 He pictured Dave slipping and sliding down the steep track, crying out as he missed a foothold, grabbing at prickly branches to arrest his descent; then daring to cross the foaming brown water as it flowed at speed past his sodden, mud-caked shoes. Surely he wouldn’t have tried to cross the torrent, feeling in vain for footholds, imagining stepping stones to support his weight? Reg could visualise him, placing one foot cautiously in front of the other, practising for Antarctica, until finally he missed his step and fell into the cold rushing water. Maybe he had banged his head, possibly...

The meals sat in front of them on the table, the chips congealing on white plates, the coffees cold in the cups. The wind whined round the corner of the building and the old roof rattled.  Huge banks of dark cloud pressed down on the sodden landscape. Reg crossed to the window again.

“Stop doing that,” snapped Elsie. “It won’t bring Dave back any sooner.”
“If he comes back,” Reg thought darkly.

He had watched as the manager and the young man who served in the bar pulled on warm clothes and set out to search for the missing man. It seemed a long while until they returned, soaked and beaten. They looked shocked, shaken.

“We found him but I am sorry to have to tell you that your friend is dead. He was half in and half out the water. He must have slipped and hit his head.”

“Or suffered a heart attack,” said the young bar manager, unable to control the agitation in his voice.

The group huddled in silence until the ambulance arrived. Then, after an agonising wait, the body, covered by a white sheet, was brought up on a stretcher. At last the ambulance drove away. Everything was strangely quiet and unreal after that. They were a sorry little group that straggled out to the bus and climbed on.

Reg felt in his pocket and took out the carefully folded sheet of paper Dave had given him the previous week. He examined the drawing. The creases were scoured into the paper as if it had been looked at many times. He saw a kind of map, a picture of a snowy wasteland and icy waters superimposed with animal life. Tracks were marked in the snow and above was scribbled a child’s blue sky with an eagle soaring high on magnificent wings. The cruise ship was drawn in one corner, berthed like a miniature boat in the vastness. Reg realised he was looking at Dave’s private dream.

He shifted uncomfortably in his seat and swallowed. Poor Dave. Another one gone from their group of day trippers.
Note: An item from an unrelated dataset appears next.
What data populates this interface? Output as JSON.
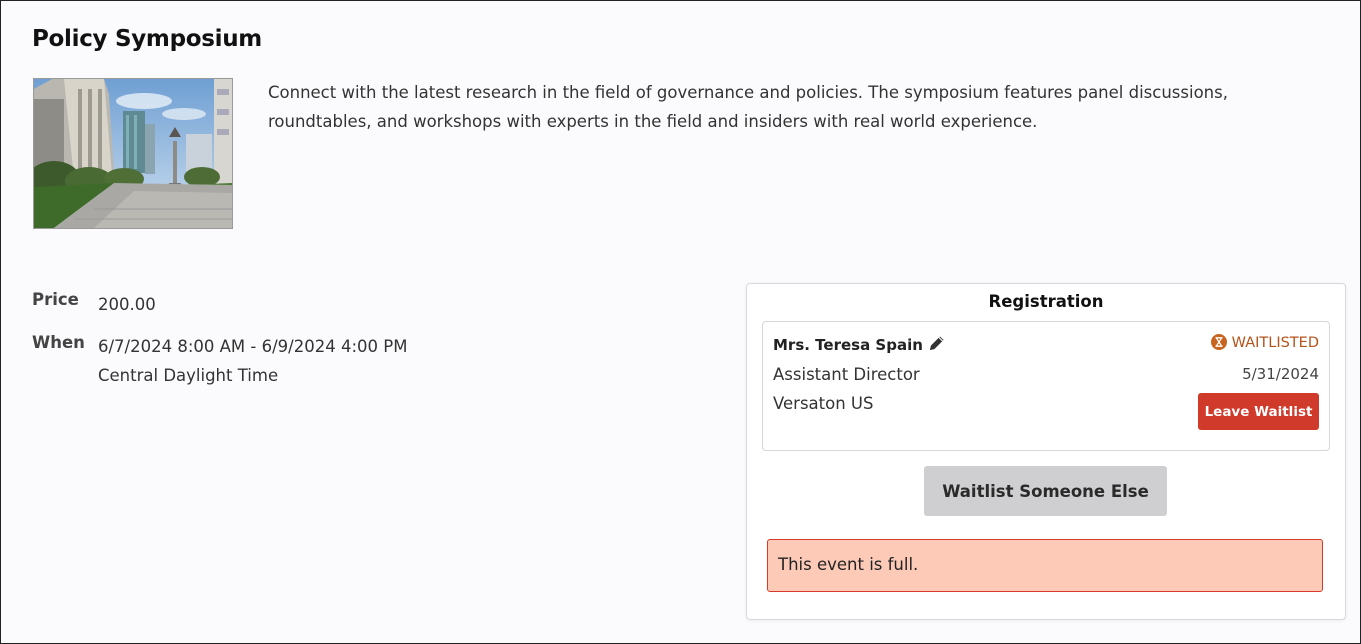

He wondered who would be the next. It was like one of those murder mysteries where someone disappeared with improbable regularity.

“Everyone okay back there?” the driver called over his shoulder.  “We’ll soon get you home.”

His voice was hard to hear above the squeal of the wipers and the constant spattering of rain against the windows.

Reg turned the Antarctica picture over. On the back Dave had drawn a penguin and outlined the shape with a black texta. He had added glasses and a scarf and coloured it in carefully like a child trying hard not to go over the lines.  The penguin seemed to smile lopsidedly at him and Reg smiled back.





Updated 9th July 2024